by Andrew Mooney
This post can also be seen on Boston.com here.
Over the past ten seasons, the Boston Red Sox have had quite a few heroes. Some, like Damon or Pedro, may seem as if they played closer to 20 seasons ago, and a new cast of stars, perhaps led by Will Middlebrooks, might one day take their place in Fenway lore. But the 2012 season has given us ample opportunity to appreciate the one constant and the biggest hero of these past ten years, the apparently ageless David Ortiz.
After taking two out of three from the Blue Jays, the Red Sox currently stand two games above .500, which, while not a remarkable achievement in itself, feels awfully satisfying given that the Sox were sitting at 13-19 just over three weeks ago.

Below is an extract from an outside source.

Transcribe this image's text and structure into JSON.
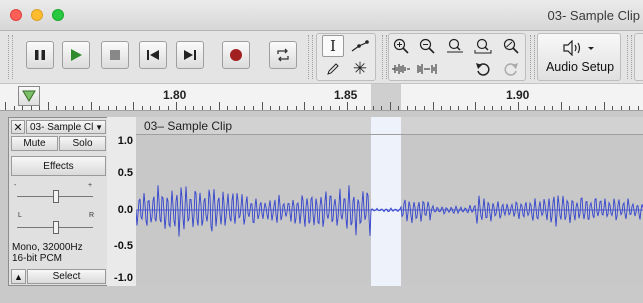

And much of the credit for keeping the Sox afloat during their early season struggles must go to Ortiz, who carried the offense through April and May.
At 36, Ortiz is on pace for his best season since 2007, in which he finished fourth in the MVP voting. His .987 OPS is third in the American League, and he’s in the top ten in batting average, on-base percentage, and slugging with a .315/.391/.596 line.
The most incredible thing about his early season run is that it has come exactly three years after his career was pronounced dead, or at best barely breathing, after a nightmare start to the 2009 season. Even after turning his season around with a late summer surge, Red Sox management was spooked; since then, they have kept Ortiz on a series of one-year leashes, every time half expecting a season full of sad shakes of the head and postgame ponderings on the meaning of mortality. His 2010 season was a pleasant surprise, but apparently not enough to sway anyone that a multi-year deal was a prudent investment for fear of the inevitable age regression lurking the following spring.
But a funny thing happened—every year since ’09, Ortiz got better. Over this span, he’s hit for more power and for a better average, his strikeout rates are down, and he’s squaring up the ball, hitting more line drives. His last four seasons resemble a player just entering his peak years, not a guy who has logged 7,500 plate appearances in his major league career (images courtesy of TruMedia Networks).
Plotted below is the MLB-average OPS since 1901 for players aged 33 to 36, along with the corresponding production from Ortiz. The average is actually skewed up by the fact that only the best and most durable players can maintain a regular spot in the lineup at this age. The sample of hitters still playing into their mid-30s falls from 619 at 33 years old to 244 at 36. Still, it appears no one told this to Ortiz, who has instead improved like a man 10 years his junior over the last few years.
Of course, in the long run, Father Time is still batting 1.000, and no one knows how much longer Ortiz can string this Benjamin Button act out. One thing is for certain: management is going to have a very interesting decision ahead of them this winter. If he keeps up this level of production, there’s no way they can justify giving him a pay cut, but it’s almost as difficult to stomach shelling out 15 million for a 37-year-old slugger in a (mostly) post-steroids baseball landscape. There’s no obvious answer; as the last few years have shown, there really aren’t many good comparables by which we can judge Ortiz. He’s a one of a kind player, and Ben Cherington’s guess as to when he’ll finally lose it is as good as anyone’s.